* Problem description: From the entries below, return every line that includes the word "chevron".

Stored items from a collection
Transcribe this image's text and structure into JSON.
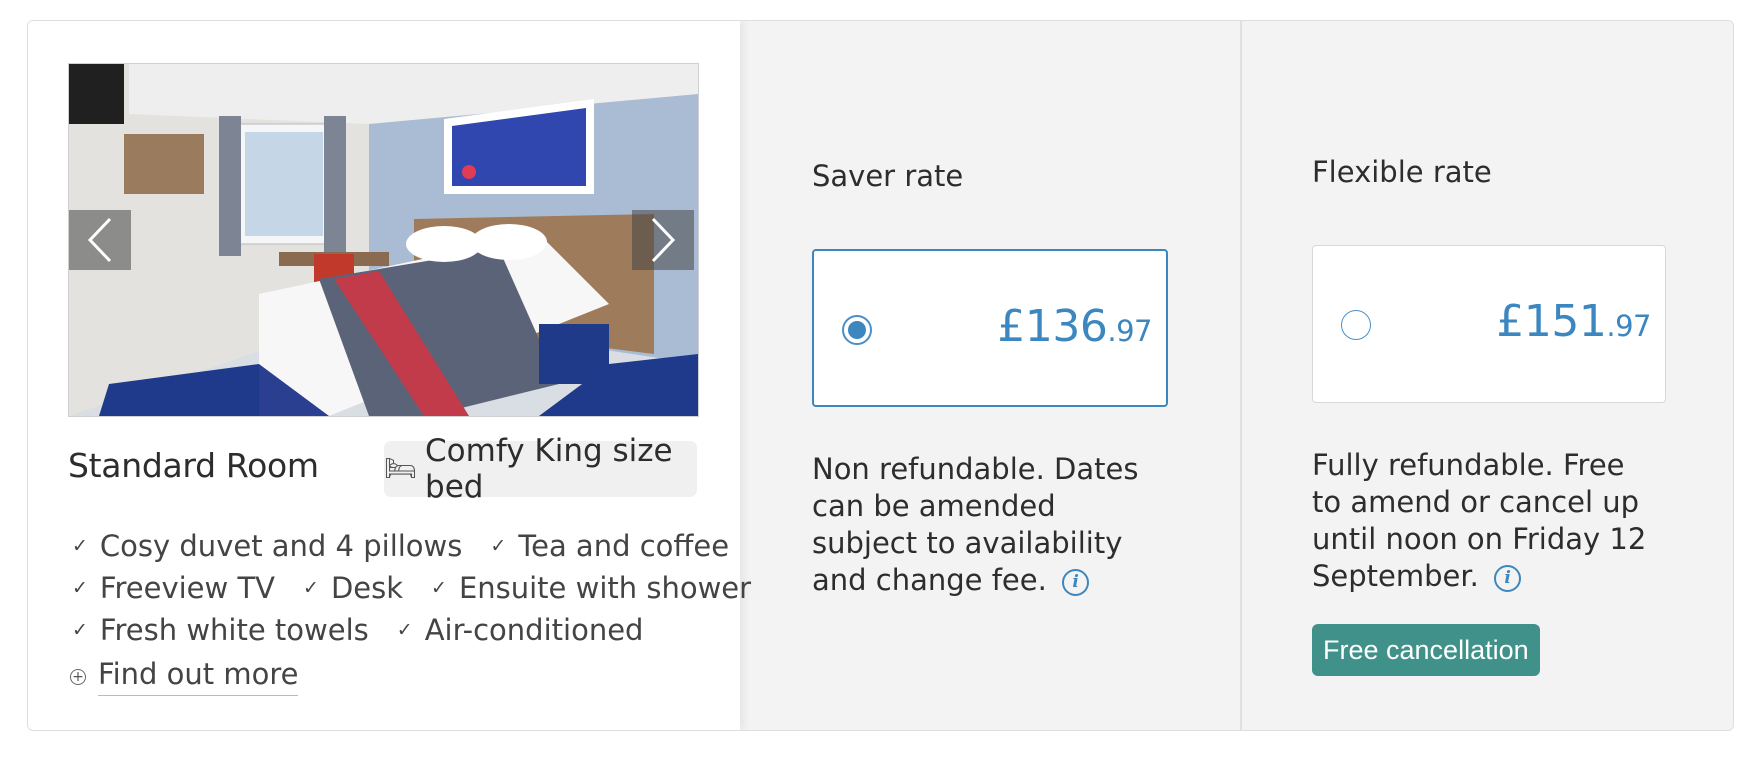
{
  "room": {
    "title": "Standard Room",
    "bed_label": "Comfy King size bed",
    "bed_icon": "bed-icon",
    "prev_icon": "chevron-left-icon",
    "next_icon": "chevron-right-icon",
    "amenity_rows": [
      [
        "Cosy duvet and 4 pillows",
        "Tea and coffee"
      ],
      [
        "Freeview TV",
        "Desk",
        "Ensuite with shower"
      ],
      [
        "Fresh white towels",
        "Air-conditioned"
      ]
    ],
    "find_more_label": "Find out more"
  },
  "saver": {
    "title": "Saver rate",
    "price_pounds": "£136",
    "price_pence": ".97",
    "selected": true,
    "description": "Non refundable. Dates can be amended subject to availability and change fee."
  },
  "flexible": {
    "title": "Flexible rate",
    "price_pounds": "£151",
    "price_pence": ".97",
    "selected": false,
    "description": "Fully refundable. Free to amend or cancel up until noon on Friday 12 September.",
    "badge": "Free cancellation"
  },
  "colors": {
    "accent": "#3c87bf",
    "badge_bg": "#3f9189",
    "panel_bg": "#f3f3f3"
  }
}
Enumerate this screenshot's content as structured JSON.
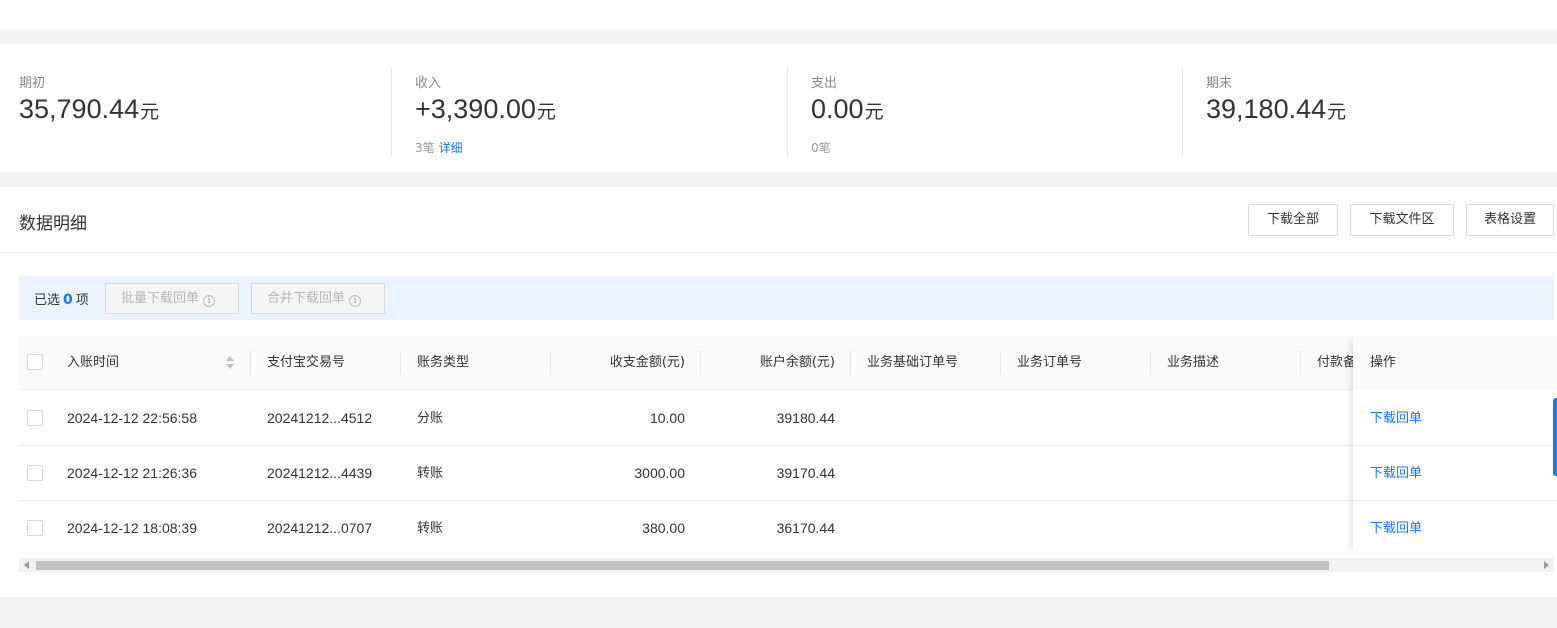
{
  "summary": {
    "opening": {
      "label": "期初",
      "value": "35,790.44",
      "unit": "元"
    },
    "income": {
      "label": "收入",
      "value": "+3,390.00",
      "unit": "元",
      "count": "3笔",
      "detail_link": "详细"
    },
    "expense": {
      "label": "支出",
      "value": "0.00",
      "unit": "元",
      "count": "0笔"
    },
    "closing": {
      "label": "期末",
      "value": "39,180.44",
      "unit": "元"
    }
  },
  "detail": {
    "title": "数据明细",
    "buttons": {
      "download_all": "下载全部",
      "download_area": "下载文件区",
      "table_settings": "表格设置"
    }
  },
  "selection": {
    "prefix": "已选",
    "count": "0",
    "suffix": "项",
    "batch_download": "批量下载回单",
    "merge_download": "合并下载回单"
  },
  "table": {
    "columns": [
      "入账时间",
      "支付宝交易号",
      "账务类型",
      "收支金额(元)",
      "账户余额(元)",
      "业务基础订单号",
      "业务订单号",
      "业务描述",
      "付款备",
      "操作"
    ],
    "rows": [
      {
        "time": "2024-12-12 22:56:58",
        "trade_no": "20241212...4512",
        "type": "分账",
        "amount": "10.00",
        "balance": "39180.44",
        "action": "下载回单"
      },
      {
        "time": "2024-12-12 21:26:36",
        "trade_no": "20241212...4439",
        "type": "转账",
        "amount": "3000.00",
        "balance": "39170.44",
        "action": "下载回单"
      },
      {
        "time": "2024-12-12 18:08:39",
        "trade_no": "20241212...0707",
        "type": "转账",
        "amount": "380.00",
        "balance": "36170.44",
        "action": "下载回单"
      }
    ]
  },
  "colors": {
    "accent": "#1677ff",
    "selection_bg": "#eaf3ff"
  }
}
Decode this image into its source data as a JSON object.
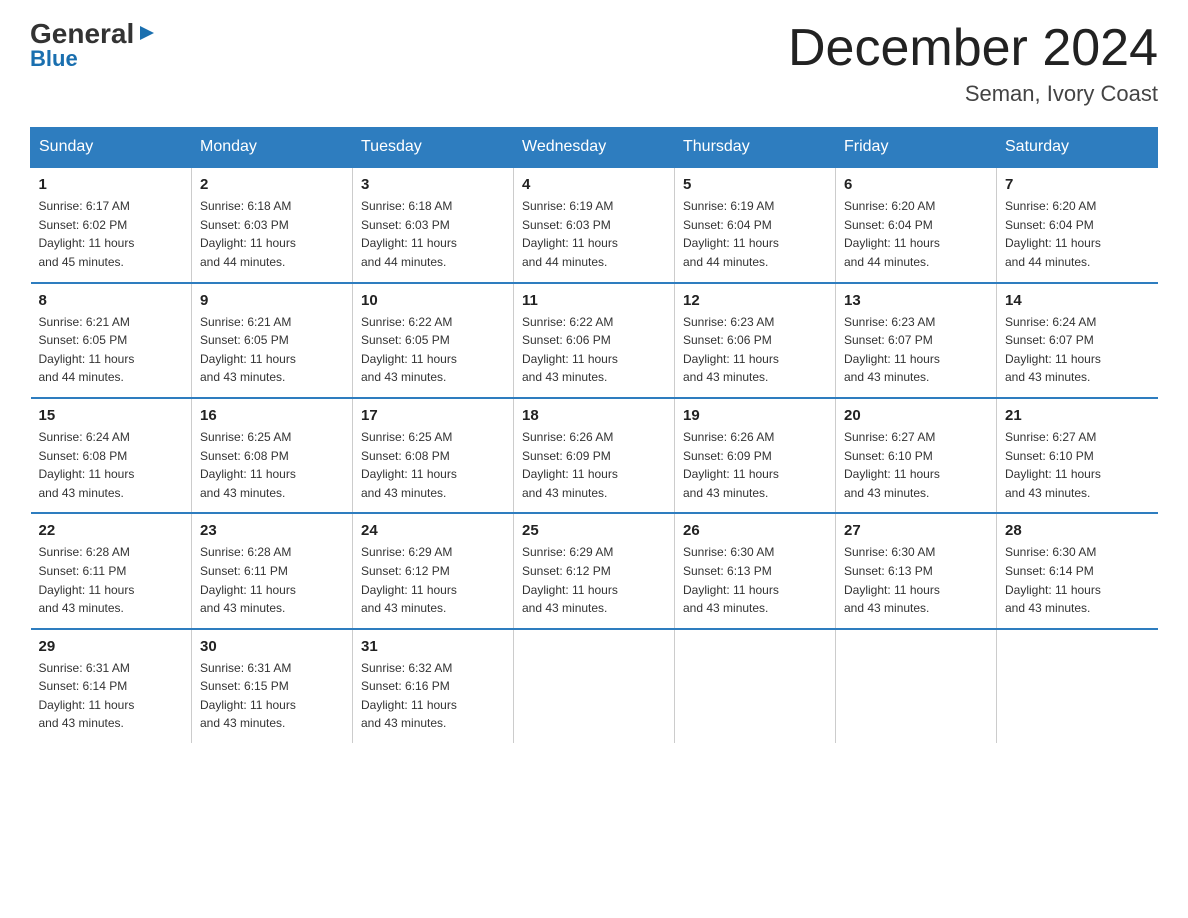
{
  "logo": {
    "line1": "General",
    "arrow": "▶",
    "line2": "Blue"
  },
  "header": {
    "title": "December 2024",
    "location": "Seman, Ivory Coast"
  },
  "days_of_week": [
    "Sunday",
    "Monday",
    "Tuesday",
    "Wednesday",
    "Thursday",
    "Friday",
    "Saturday"
  ],
  "weeks": [
    [
      {
        "day": "1",
        "sunrise": "6:17 AM",
        "sunset": "6:02 PM",
        "daylight": "11 hours and 45 minutes."
      },
      {
        "day": "2",
        "sunrise": "6:18 AM",
        "sunset": "6:03 PM",
        "daylight": "11 hours and 44 minutes."
      },
      {
        "day": "3",
        "sunrise": "6:18 AM",
        "sunset": "6:03 PM",
        "daylight": "11 hours and 44 minutes."
      },
      {
        "day": "4",
        "sunrise": "6:19 AM",
        "sunset": "6:03 PM",
        "daylight": "11 hours and 44 minutes."
      },
      {
        "day": "5",
        "sunrise": "6:19 AM",
        "sunset": "6:04 PM",
        "daylight": "11 hours and 44 minutes."
      },
      {
        "day": "6",
        "sunrise": "6:20 AM",
        "sunset": "6:04 PM",
        "daylight": "11 hours and 44 minutes."
      },
      {
        "day": "7",
        "sunrise": "6:20 AM",
        "sunset": "6:04 PM",
        "daylight": "11 hours and 44 minutes."
      }
    ],
    [
      {
        "day": "8",
        "sunrise": "6:21 AM",
        "sunset": "6:05 PM",
        "daylight": "11 hours and 44 minutes."
      },
      {
        "day": "9",
        "sunrise": "6:21 AM",
        "sunset": "6:05 PM",
        "daylight": "11 hours and 43 minutes."
      },
      {
        "day": "10",
        "sunrise": "6:22 AM",
        "sunset": "6:05 PM",
        "daylight": "11 hours and 43 minutes."
      },
      {
        "day": "11",
        "sunrise": "6:22 AM",
        "sunset": "6:06 PM",
        "daylight": "11 hours and 43 minutes."
      },
      {
        "day": "12",
        "sunrise": "6:23 AM",
        "sunset": "6:06 PM",
        "daylight": "11 hours and 43 minutes."
      },
      {
        "day": "13",
        "sunrise": "6:23 AM",
        "sunset": "6:07 PM",
        "daylight": "11 hours and 43 minutes."
      },
      {
        "day": "14",
        "sunrise": "6:24 AM",
        "sunset": "6:07 PM",
        "daylight": "11 hours and 43 minutes."
      }
    ],
    [
      {
        "day": "15",
        "sunrise": "6:24 AM",
        "sunset": "6:08 PM",
        "daylight": "11 hours and 43 minutes."
      },
      {
        "day": "16",
        "sunrise": "6:25 AM",
        "sunset": "6:08 PM",
        "daylight": "11 hours and 43 minutes."
      },
      {
        "day": "17",
        "sunrise": "6:25 AM",
        "sunset": "6:08 PM",
        "daylight": "11 hours and 43 minutes."
      },
      {
        "day": "18",
        "sunrise": "6:26 AM",
        "sunset": "6:09 PM",
        "daylight": "11 hours and 43 minutes."
      },
      {
        "day": "19",
        "sunrise": "6:26 AM",
        "sunset": "6:09 PM",
        "daylight": "11 hours and 43 minutes."
      },
      {
        "day": "20",
        "sunrise": "6:27 AM",
        "sunset": "6:10 PM",
        "daylight": "11 hours and 43 minutes."
      },
      {
        "day": "21",
        "sunrise": "6:27 AM",
        "sunset": "6:10 PM",
        "daylight": "11 hours and 43 minutes."
      }
    ],
    [
      {
        "day": "22",
        "sunrise": "6:28 AM",
        "sunset": "6:11 PM",
        "daylight": "11 hours and 43 minutes."
      },
      {
        "day": "23",
        "sunrise": "6:28 AM",
        "sunset": "6:11 PM",
        "daylight": "11 hours and 43 minutes."
      },
      {
        "day": "24",
        "sunrise": "6:29 AM",
        "sunset": "6:12 PM",
        "daylight": "11 hours and 43 minutes."
      },
      {
        "day": "25",
        "sunrise": "6:29 AM",
        "sunset": "6:12 PM",
        "daylight": "11 hours and 43 minutes."
      },
      {
        "day": "26",
        "sunrise": "6:30 AM",
        "sunset": "6:13 PM",
        "daylight": "11 hours and 43 minutes."
      },
      {
        "day": "27",
        "sunrise": "6:30 AM",
        "sunset": "6:13 PM",
        "daylight": "11 hours and 43 minutes."
      },
      {
        "day": "28",
        "sunrise": "6:30 AM",
        "sunset": "6:14 PM",
        "daylight": "11 hours and 43 minutes."
      }
    ],
    [
      {
        "day": "29",
        "sunrise": "6:31 AM",
        "sunset": "6:14 PM",
        "daylight": "11 hours and 43 minutes."
      },
      {
        "day": "30",
        "sunrise": "6:31 AM",
        "sunset": "6:15 PM",
        "daylight": "11 hours and 43 minutes."
      },
      {
        "day": "31",
        "sunrise": "6:32 AM",
        "sunset": "6:16 PM",
        "daylight": "11 hours and 43 minutes."
      },
      null,
      null,
      null,
      null
    ]
  ],
  "labels": {
    "sunrise_prefix": "Sunrise: ",
    "sunset_prefix": "Sunset: ",
    "daylight_prefix": "Daylight: "
  }
}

* Exercise solution:
    "prev_icon": "chevron-left-icon",
    "next_icon": "chevron-right-icon",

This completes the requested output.